What is required:
All of the entries are to be restated word for word.
[[ Data for this task open ]]
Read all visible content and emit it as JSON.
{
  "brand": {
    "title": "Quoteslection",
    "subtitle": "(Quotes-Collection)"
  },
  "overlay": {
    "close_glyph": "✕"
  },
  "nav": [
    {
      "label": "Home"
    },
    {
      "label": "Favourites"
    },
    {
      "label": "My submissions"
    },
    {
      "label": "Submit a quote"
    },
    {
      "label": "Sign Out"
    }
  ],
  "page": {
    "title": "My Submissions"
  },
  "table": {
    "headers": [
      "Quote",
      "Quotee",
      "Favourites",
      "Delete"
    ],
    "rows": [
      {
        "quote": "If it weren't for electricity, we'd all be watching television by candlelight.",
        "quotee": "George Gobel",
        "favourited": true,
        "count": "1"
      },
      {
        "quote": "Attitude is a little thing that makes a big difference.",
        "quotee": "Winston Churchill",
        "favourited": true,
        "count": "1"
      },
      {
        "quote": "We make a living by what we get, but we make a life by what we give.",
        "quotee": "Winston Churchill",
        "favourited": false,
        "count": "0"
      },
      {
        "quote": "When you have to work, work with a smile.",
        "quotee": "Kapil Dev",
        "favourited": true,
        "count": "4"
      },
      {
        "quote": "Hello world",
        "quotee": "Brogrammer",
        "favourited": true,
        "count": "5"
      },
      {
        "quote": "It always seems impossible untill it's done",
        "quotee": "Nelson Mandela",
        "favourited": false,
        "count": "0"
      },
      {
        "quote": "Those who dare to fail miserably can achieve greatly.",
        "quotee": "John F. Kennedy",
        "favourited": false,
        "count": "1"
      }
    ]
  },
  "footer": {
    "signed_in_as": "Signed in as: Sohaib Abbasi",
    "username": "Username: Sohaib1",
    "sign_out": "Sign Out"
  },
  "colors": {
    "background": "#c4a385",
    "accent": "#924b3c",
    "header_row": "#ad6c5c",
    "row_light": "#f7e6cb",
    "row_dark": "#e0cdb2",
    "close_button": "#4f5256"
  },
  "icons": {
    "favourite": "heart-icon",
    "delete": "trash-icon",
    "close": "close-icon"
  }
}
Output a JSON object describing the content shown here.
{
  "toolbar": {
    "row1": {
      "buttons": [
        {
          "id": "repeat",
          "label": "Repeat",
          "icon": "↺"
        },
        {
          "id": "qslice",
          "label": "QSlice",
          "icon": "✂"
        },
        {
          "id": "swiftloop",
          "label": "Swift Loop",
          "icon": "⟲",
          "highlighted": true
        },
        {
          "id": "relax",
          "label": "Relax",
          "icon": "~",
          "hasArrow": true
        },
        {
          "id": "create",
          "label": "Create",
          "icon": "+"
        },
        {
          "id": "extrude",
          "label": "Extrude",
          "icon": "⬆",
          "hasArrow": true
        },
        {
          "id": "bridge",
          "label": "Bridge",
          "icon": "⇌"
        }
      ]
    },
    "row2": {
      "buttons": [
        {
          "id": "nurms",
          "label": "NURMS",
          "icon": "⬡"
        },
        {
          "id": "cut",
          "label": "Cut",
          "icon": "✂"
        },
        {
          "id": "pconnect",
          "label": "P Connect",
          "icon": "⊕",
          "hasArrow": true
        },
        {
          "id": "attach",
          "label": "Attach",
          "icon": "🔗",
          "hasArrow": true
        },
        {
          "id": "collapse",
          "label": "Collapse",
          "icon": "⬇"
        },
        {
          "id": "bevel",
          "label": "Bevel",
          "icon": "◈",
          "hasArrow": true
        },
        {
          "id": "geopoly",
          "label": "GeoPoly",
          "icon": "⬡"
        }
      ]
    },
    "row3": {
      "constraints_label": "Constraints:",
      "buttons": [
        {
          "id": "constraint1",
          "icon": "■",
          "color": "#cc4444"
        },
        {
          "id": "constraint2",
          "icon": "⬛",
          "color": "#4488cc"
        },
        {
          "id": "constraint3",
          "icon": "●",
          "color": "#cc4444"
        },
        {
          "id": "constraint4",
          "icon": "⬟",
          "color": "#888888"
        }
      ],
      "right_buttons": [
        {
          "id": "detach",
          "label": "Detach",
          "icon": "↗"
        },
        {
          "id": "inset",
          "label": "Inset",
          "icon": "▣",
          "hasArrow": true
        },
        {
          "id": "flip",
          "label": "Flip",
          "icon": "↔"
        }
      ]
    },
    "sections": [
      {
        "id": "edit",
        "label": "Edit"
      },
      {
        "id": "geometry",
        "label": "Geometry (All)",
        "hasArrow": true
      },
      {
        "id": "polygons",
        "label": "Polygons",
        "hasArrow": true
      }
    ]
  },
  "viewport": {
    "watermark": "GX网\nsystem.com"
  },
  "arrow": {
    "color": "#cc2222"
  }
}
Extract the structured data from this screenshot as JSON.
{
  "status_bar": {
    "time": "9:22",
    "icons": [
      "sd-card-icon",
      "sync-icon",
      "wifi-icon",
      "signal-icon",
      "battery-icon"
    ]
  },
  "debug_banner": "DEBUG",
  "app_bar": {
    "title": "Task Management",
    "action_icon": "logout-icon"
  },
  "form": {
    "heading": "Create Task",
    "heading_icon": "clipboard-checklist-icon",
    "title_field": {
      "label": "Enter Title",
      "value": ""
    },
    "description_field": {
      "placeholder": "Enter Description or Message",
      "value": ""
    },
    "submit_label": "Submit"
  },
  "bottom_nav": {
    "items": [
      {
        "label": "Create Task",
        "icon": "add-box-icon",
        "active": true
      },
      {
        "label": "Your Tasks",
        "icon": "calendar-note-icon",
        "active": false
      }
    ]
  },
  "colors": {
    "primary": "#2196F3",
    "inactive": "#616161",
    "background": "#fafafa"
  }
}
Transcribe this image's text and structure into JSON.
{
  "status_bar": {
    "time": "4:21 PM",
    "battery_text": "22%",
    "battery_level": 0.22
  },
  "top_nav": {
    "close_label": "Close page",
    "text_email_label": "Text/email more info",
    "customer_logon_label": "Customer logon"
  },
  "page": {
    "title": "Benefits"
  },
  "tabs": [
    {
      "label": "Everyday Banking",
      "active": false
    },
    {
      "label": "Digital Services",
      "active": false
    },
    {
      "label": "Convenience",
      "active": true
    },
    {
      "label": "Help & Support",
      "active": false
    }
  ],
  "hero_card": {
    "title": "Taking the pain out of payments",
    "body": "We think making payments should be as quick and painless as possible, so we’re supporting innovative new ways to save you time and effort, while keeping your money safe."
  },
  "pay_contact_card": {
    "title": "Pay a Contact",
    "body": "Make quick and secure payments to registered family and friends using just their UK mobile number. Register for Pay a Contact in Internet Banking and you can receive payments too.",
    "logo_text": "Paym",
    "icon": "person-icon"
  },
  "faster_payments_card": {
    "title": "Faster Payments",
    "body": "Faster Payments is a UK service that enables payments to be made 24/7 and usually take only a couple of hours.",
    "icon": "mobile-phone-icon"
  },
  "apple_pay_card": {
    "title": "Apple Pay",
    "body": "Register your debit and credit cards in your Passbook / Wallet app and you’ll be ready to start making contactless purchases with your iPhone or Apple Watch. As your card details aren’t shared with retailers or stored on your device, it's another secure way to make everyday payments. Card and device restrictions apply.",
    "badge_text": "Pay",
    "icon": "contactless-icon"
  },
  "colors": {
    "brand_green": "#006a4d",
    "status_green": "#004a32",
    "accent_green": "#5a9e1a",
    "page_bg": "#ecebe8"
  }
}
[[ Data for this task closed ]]
Written solution:
Read all visible content and emit it as JSON.
{
  "brand": {
    "title": "Quoteslection",
    "subtitle": "(Quotes-Collection)"
  },
  "overlay": {
    "close_glyph": "✕"
  },
  "nav": [
    {
      "label": "Home"
    },
    {
      "label": "Favourites"
    },
    {
      "label": "My submissions"
    },
    {
      "label": "Submit a quote"
    },
    {
      "label": "Sign Out"
    }
  ],
  "page": {
    "title": "My Submissions"
  },
  "table": {
    "headers": [
      "Quote",
      "Quotee",
      "Favourites",
      "Delete"
    ],
    "rows": [
      {
        "quote": "If it weren't for electricity, we'd all be watching television by candlelight.",
        "quotee": "George Gobel",
        "favourited": true,
        "count": "1"
      },
      {
        "quote": "Attitude is a little thing that makes a big difference.",
        "quotee": "Winston Churchill",
        "favourited": true,
        "count": "1"
      },
      {
        "quote": "We make a living by what we get, but we make a life by what we give.",
        "quotee": "Winston Churchill",
        "favourited": false,
        "count": "0"
      },
      {
        "quote": "When you have to work, work with a smile.",
        "quotee": "Kapil Dev",
        "favourited": true,
        "count": "4"
      },
      {
        "quote": "Hello world",
        "quotee": "Brogrammer",
        "favourited": true,
        "count": "5"
      },
      {
        "quote": "It always seems impossible untill it's done",
        "quotee": "Nelson Mandela",
        "favourited": false,
        "count": "0"
      },
      {
        "quote": "Those who dare to fail miserably can achieve greatly.",
        "quotee": "John F. Kennedy",
        "favourited": false,
        "count": "1"
      }
    ]
  },
  "footer": {
    "signed_in_as": "Signed in as: Sohaib Abbasi",
    "username": "Username: Sohaib1",
    "sign_out": "Sign Out"
  },
  "colors": {
    "background": "#c4a385",
    "accent": "#924b3c",
    "header_row": "#ad6c5c",
    "row_light": "#f7e6cb",
    "row_dark": "#e0cdb2",
    "close_button": "#4f5256"
  },
  "icons": {
    "favourite": "heart-icon",
    "delete": "trash-icon",
    "close": "close-icon"
  }
}
Output a JSON object describing the content shown here.
{
  "toolbar": {
    "row1": {
      "buttons": [
        {
          "id": "repeat",
          "label": "Repeat",
          "icon": "↺"
        },
        {
          "id": "qslice",
          "label": "QSlice",
          "icon": "✂"
        },
        {
          "id": "swiftloop",
          "label": "Swift Loop",
          "icon": "⟲",
          "highlighted": true
        },
        {
          "id": "relax",
          "label": "Relax",
          "icon": "~",
          "hasArrow": true
        },
        {
          "id": "create",
          "label": "Create",
          "icon": "+"
        },
        {
          "id": "extrude",
          "label": "Extrude",
          "icon": "⬆",
          "hasArrow": true
        },
        {
          "id": "bridge",
          "label": "Bridge",
          "icon": "⇌"
        }
      ]
    },
    "row2": {
      "buttons": [
        {
          "id": "nurms",
          "label": "NURMS",
          "icon": "⬡"
        },
        {
          "id": "cut",
          "label": "Cut",
          "icon": "✂"
        },
        {
          "id": "pconnect",
          "label": "P Connect",
          "icon": "⊕",
          "hasArrow": true
        },
        {
          "id": "attach",
          "label": "Attach",
          "icon": "🔗",
          "hasArrow": true
        },
        {
          "id": "collapse",
          "label": "Collapse",
          "icon": "⬇"
        },
        {
          "id": "bevel",
          "label": "Bevel",
          "icon": "◈",
          "hasArrow": true
        },
        {
          "id": "geopoly",
          "label": "GeoPoly",
          "icon": "⬡"
        }
      ]
    },
    "row3": {
      "constraints_label": "Constraints:",
      "buttons": [
        {
          "id": "constraint1",
          "icon": "■",
          "color": "#cc4444"
        },
        {
          "id": "constraint2",
          "icon": "⬛",
          "color": "#4488cc"
        },
        {
          "id": "constraint3",
          "icon": "●",
          "color": "#cc4444"
        },
        {
          "id": "constraint4",
          "icon": "⬟",
          "color": "#888888"
        }
      ],
      "right_buttons": [
        {
          "id": "detach",
          "label": "Detach",
          "icon": "↗"
        },
        {
          "id": "inset",
          "label": "Inset",
          "icon": "▣",
          "hasArrow": true
        },
        {
          "id": "flip",
          "label": "Flip",
          "icon": "↔"
        }
      ]
    },
    "sections": [
      {
        "id": "edit",
        "label": "Edit"
      },
      {
        "id": "geometry",
        "label": "Geometry (All)",
        "hasArrow": true
      },
      {
        "id": "polygons",
        "label": "Polygons",
        "hasArrow": true
      }
    ]
  },
  "viewport": {
    "watermark": "GX网\nsystem.com"
  },
  "arrow": {
    "color": "#cc2222"
  }
}
Extract the structured data from this screenshot as JSON.
{
  "status_bar": {
    "time": "9:22",
    "icons": [
      "sd-card-icon",
      "sync-icon",
      "wifi-icon",
      "signal-icon",
      "battery-icon"
    ]
  },
  "debug_banner": "DEBUG",
  "app_bar": {
    "title": "Task Management",
    "action_icon": "logout-icon"
  },
  "form": {
    "heading": "Create Task",
    "heading_icon": "clipboard-checklist-icon",
    "title_field": {
      "label": "Enter Title",
      "value": ""
    },
    "description_field": {
      "placeholder": "Enter Description or Message",
      "value": ""
    },
    "submit_label": "Submit"
  },
  "bottom_nav": {
    "items": [
      {
        "label": "Create Task",
        "icon": "add-box-icon",
        "active": true
      },
      {
        "label": "Your Tasks",
        "icon": "calendar-note-icon",
        "active": false
      }
    ]
  },
  "colors": {
    "primary": "#2196F3",
    "inactive": "#616161",
    "background": "#fafafa"
  }
}
Transcribe this image's text and structure into JSON.
{
  "status_bar": {
    "time": "4:21 PM",
    "battery_text": "22%",
    "battery_level": 0.22
  },
  "top_nav": {
    "close_label": "Close page",
    "text_email_label": "Text/email more info",
    "customer_logon_label": "Customer logon"
  },
  "page": {
    "title": "Benefits"
  },
  "tabs": [
    {
      "label": "Everyday Banking",
      "active": false
    },
    {
      "label": "Digital Services",
      "active": false
    },
    {
      "label": "Convenience",
      "active": true
    },
    {
      "label": "Help & Support",
      "active": false
    }
  ],
  "hero_card": {
    "title": "Taking the pain out of payments",
    "body": "We think making payments should be as quick and painless as possible, so we’re supporting innovative new ways to save you time and effort, while keeping your money safe."
  },
  "pay_contact_card": {
    "title": "Pay a Contact",
    "body": "Make quick and secure payments to registered family and friends using just their UK mobile number. Register for Pay a Contact in Internet Banking and you can receive payments too.",
    "logo_text": "Paym",
    "icon": "person-icon"
  },
  "faster_payments_card": {
    "title": "Faster Payments",
    "body": "Faster Payments is a UK service that enables payments to be made 24/7 and usually take only a couple of hours.",
    "icon": "mobile-phone-icon"
  },
  "apple_pay_card": {
    "title": "Apple Pay",
    "body": "Register your debit and credit cards in your Passbook / Wallet app and you’ll be ready to start making contactless purchases with your iPhone or Apple Watch. As your card details aren’t shared with retailers or stored on your device, it's another secure way to make everyday payments. Card and device restrictions apply.",
    "badge_text": "Pay",
    "icon": "contactless-icon"
  },
  "colors": {
    "brand_green": "#006a4d",
    "status_green": "#004a32",
    "accent_green": "#5a9e1a",
    "page_bg": "#ecebe8"
  }
}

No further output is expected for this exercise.